Feeding your tortoise on a fully store-bought diet can lead to problems as it is well known that they can lack the nutrients required to keep your tortoise healthy. As tortoise owners, we want to replicate our tortoise’s diet as closely as possible to what they would have in the wild.
While store-bought greens can be used, you will want to supplement them with other wildflowers and greens such as dandelions and clover.
Calcium supplements are an excellent addition; however, there are a few things to keep in mind. Some people will jump the gun offering crushed eggs or supplements that are designed for people.
Supplement that is not designed for reptiles will often contain other minerals that are not intended for a tortoise. Leading to more problems for your tortoise than they started within the process.
You can get a calcium supplement designed explicitly for a tortoise, with the manufacturers saying it is impossible to overdose on. While this is great, they are still bitter and should only be sprinkled over food.

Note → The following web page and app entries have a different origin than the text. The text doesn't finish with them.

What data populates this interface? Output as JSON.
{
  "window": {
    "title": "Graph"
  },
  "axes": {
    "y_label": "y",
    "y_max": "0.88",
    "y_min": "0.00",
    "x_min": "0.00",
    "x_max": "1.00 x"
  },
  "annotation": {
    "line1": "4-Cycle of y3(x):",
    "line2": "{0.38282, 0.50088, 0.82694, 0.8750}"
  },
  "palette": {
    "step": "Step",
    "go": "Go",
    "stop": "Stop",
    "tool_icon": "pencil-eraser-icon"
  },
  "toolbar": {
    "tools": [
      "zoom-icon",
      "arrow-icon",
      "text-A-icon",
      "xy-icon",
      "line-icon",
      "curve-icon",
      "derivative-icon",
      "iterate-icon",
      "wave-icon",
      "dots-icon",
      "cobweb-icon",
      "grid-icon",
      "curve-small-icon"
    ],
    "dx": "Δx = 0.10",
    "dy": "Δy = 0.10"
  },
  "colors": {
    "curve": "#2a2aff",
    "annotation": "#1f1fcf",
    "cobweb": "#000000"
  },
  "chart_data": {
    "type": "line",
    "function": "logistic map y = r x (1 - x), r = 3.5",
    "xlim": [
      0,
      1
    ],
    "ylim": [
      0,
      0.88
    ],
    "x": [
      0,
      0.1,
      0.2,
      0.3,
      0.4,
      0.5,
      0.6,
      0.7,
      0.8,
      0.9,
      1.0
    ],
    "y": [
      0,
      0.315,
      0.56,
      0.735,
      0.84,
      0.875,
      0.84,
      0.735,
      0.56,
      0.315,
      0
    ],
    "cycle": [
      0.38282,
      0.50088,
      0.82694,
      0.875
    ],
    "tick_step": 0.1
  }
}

It’s common for tortoises to refuse point blank to eat their food when covered in calcium supplements. I can only put this down to the bitter taste.
If you have a tortoise that will not eat their food with calcium supplement on. Within the tortoise community, people have had great success adding the supplement to the tortoise bathing water. As your tortoise baths and take on the water, they will indirectly take on the supplement.
Cuttlefish bone and tortoise block are good additions to your tortoise enclosure. However, as your tortoise will only occasionally nibble at them, they are not the best solution, and the powdered calcium is best.
If you have done all the above and the problem is only getting worse and not better, you may need to visit a vet. I must point out that everything with a tortoise is slow, and the problem will not go overnight, but it shouldn’t worsen.
A vet will carry out many tests on your tortoise that we can not at home. The test will be able to show if your tortoise can metabolize the calcium we provide them correctly.
If your vet spots a problem, they will be able to offer your tortoise vitamin D3 injections and additional calcium supplements.
They will also be best to offer advice on getting the problem under control and revered.